▶ [What you will do]
Gather each line of the records where "disponível" appears.
+++ Exercise data +++
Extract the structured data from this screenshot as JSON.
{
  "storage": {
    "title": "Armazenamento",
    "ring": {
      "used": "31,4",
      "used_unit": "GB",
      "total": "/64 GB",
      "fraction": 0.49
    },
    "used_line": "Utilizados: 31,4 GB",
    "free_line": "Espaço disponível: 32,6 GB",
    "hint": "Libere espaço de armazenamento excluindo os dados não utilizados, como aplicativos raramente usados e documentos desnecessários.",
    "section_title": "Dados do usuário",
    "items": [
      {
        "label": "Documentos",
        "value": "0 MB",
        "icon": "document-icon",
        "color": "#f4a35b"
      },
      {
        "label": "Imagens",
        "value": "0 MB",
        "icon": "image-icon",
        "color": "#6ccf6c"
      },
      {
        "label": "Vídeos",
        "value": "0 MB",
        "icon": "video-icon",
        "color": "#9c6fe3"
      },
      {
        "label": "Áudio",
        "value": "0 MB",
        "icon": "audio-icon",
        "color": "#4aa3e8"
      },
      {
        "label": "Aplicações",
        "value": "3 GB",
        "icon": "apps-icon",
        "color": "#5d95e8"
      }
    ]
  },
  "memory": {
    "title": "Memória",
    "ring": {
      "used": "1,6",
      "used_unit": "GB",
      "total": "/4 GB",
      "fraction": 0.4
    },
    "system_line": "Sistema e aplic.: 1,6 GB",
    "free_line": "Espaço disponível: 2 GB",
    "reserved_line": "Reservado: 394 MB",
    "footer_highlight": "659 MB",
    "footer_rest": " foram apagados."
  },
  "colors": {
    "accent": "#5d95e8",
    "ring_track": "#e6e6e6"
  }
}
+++
▶ [Response to this task]
    "free_line": "Espaço disponível: 32,6 GB",
    "free_line": "Espaço disponível: 2 GB",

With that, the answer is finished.